A Retraction: Au Revoir...

What’s behind paper retractions? (32)
by Adam Marcus and Ivan Oransky, Labtimes 01/2016

Photo: zettberlin / Source: PHOTOCASE

… but not goodbye, say Adam Marcus and Ivan Oransky. This is their last regular column for Lab Times. A summary.

For the last five years, we’ve had the privilege of writing for Lab Times about what’s good and, more often, what’s not, in science publishing. Thanks to a growing crush of priorities, this will be our final regular column. So, in the valedictory spirit, we’d like to revisit some of the motifs that have appeared in our articles. (For a list of all columns by the two Retraction Watchers, go to: www.labtimes.org/labtimes/ranking/retraction.lasso). In some cases, we’ve been encouraged by signs of progress. In others, well, not so much.

Obscurant double-speak

Let’s start with the bad. Euphemisms for plagiarism persist. As we wrote in 2013, journals often are loath to call plagiarism by its real name. Instead, they settle for a kind of obscurant double-speak, often written by authors themselves, that avoids accountability. An example: “the paper was constructed by copying a number of passages from the paper entitled ... The authors apologize for this approach.” As we wrote on Retraction Watch, plagiarism is an “approach” to writing, the way bank robbery is an approach to banking.

We’d love to be able to say that we’ve seen significant progress here. But alas, it seems each week brings new excuses for misusing the work of others. We published part two of the seemingly endless euphemism parade last year. Here’s the very latest, admittedly not from a scientific journal but from a local newspaper in our native country: “I acted out of patriotism.” (And no, the author wasn’t Donald Trump or another presidential candidate.)

No lawyers needed

Another alarming trend we’ve noticed is the growing intrusiveness of lawyers in scientific publishing. From researchers irked by the barbs of critics to muddied retraction notices that say little for fear of legal action, the specter of lawsuits threatens to make journals and publishers less transparent at a time when precisely the opposite is needed. And based on the number of such suits we’ve covered since that 2014 column, from Boston to Brazil, this trend shows no sign of abating.

Now, for the good: In 2012, we asked – rhetorically, of course – whether journalists, such as ourselves, should be in the business of outing science cheats. At the time, many scientists and journal editors felt that such coverage debased researchers and would contribute to the public distrust of science itself.

Exposure is good for science

Fortunately, those views didn’t prevail. Indeed, as judged by the interest in sites like ours (admittedly a self-serving metric), science has embraced the notion that it’s not particularly good at self-policing and that exposure of bad actors is a net good for the field. Retraction Watch has been cited more than 100 times in the scientific literature – including in several retraction notices – which we take as a strong indication that information about scientific misdeeds is valuable to scholars.
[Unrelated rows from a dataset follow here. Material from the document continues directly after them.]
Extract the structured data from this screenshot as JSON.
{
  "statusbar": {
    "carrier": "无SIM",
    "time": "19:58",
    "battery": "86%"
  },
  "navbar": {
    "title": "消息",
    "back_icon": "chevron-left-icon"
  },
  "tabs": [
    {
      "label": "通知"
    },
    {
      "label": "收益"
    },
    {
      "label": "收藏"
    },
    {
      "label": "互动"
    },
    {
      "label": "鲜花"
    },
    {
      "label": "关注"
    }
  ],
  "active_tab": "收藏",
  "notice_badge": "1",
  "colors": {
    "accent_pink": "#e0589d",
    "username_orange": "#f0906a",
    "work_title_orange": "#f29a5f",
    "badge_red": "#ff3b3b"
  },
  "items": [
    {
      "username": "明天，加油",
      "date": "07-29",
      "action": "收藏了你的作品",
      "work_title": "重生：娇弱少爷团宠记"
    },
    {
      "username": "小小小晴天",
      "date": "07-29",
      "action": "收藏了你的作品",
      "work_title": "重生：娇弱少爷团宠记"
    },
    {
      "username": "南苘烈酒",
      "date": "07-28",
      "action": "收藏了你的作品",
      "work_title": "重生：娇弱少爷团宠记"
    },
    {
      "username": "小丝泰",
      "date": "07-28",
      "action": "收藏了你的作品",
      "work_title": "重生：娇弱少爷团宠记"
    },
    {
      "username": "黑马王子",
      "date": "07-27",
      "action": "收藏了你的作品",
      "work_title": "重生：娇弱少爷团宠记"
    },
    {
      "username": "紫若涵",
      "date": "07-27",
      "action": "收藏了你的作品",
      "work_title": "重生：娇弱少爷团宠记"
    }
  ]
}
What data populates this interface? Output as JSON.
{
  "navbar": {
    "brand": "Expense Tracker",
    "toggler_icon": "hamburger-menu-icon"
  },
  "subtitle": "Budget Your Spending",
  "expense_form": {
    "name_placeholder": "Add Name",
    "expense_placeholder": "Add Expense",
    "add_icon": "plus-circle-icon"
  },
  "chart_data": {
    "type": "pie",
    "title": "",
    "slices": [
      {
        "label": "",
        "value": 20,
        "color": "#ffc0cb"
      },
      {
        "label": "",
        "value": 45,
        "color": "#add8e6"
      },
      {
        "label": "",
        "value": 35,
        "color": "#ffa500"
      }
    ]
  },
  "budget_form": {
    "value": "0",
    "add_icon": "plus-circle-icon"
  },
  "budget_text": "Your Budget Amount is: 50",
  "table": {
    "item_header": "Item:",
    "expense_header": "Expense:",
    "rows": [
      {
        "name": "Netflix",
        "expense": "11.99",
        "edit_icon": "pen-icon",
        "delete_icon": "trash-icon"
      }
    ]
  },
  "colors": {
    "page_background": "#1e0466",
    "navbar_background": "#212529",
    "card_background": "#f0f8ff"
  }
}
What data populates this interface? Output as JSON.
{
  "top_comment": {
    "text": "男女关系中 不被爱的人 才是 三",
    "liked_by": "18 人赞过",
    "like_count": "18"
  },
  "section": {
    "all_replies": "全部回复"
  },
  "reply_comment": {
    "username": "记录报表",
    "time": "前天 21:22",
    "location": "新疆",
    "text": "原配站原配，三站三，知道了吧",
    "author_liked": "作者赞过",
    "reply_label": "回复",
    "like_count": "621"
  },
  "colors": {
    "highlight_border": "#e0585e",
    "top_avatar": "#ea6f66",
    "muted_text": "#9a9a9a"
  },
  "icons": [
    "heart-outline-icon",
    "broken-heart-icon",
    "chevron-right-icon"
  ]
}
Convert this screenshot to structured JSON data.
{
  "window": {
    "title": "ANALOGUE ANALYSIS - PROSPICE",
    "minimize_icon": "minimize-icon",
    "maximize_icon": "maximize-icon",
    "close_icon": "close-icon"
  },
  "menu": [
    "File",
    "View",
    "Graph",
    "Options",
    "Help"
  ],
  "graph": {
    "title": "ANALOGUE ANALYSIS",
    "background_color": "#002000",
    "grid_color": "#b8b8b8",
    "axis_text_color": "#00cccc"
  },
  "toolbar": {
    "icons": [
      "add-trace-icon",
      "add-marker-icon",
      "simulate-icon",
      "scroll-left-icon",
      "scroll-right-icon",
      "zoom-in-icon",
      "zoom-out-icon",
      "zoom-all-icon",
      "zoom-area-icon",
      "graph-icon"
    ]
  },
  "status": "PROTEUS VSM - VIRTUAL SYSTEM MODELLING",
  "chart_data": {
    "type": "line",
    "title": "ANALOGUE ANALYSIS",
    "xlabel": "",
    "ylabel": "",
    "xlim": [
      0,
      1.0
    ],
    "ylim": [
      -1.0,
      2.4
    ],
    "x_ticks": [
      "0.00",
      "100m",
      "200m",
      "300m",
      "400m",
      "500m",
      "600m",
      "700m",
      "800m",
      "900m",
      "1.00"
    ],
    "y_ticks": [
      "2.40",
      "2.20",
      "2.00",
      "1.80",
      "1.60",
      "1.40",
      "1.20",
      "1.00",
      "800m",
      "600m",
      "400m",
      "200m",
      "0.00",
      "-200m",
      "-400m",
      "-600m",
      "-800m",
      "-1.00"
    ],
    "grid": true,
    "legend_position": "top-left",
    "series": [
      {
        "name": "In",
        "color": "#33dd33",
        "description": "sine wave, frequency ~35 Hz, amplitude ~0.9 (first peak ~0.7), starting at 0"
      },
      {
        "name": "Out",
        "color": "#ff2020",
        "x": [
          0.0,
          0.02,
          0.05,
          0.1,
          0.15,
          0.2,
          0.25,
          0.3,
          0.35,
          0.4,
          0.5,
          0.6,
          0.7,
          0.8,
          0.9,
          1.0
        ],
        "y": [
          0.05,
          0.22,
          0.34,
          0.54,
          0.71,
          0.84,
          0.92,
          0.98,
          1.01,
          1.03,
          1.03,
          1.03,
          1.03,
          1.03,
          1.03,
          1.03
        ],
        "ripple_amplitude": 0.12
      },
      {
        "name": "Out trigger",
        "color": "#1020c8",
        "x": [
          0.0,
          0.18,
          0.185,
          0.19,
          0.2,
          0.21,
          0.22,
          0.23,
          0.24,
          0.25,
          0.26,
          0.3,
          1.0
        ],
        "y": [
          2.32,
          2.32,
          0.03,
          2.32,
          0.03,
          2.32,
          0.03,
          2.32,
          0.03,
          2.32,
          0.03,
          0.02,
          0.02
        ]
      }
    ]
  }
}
For even more good news, we’d point to the growth of the Retraction Watch “doing the right thing” category, which we debuted here in 2013. The category now has more than 100 posts in it. And here’s a good reason it should get bigger: Research shows that researchers who retract for honest error don’t see the decline in citations that their peers, who are forced to retract for fraud, see – a trust dividend that underscores the value of transparency in science.

Many problems still to fix

That isn’t to say that all is ‘hunky dory’ (David Bowie, 1971) in scientific publishing. The debate over anonymous whistleblowers – which we weighed in on in 2011 – doesn’t seem to have progressed all that much (http://tinyurl.com/hg6jazv). There are plenty of ongoing problems to fix, from reproducibility to fake peer reviews. While we will no longer be appearing regularly on these pages, Retraction Watch isn’t going anywhere.

Thanks for reading, and for the chance to share our views. See you online.

The authors run the blog Retraction Watch: http://retractionwatch.com

Last Changed: 08.02.2016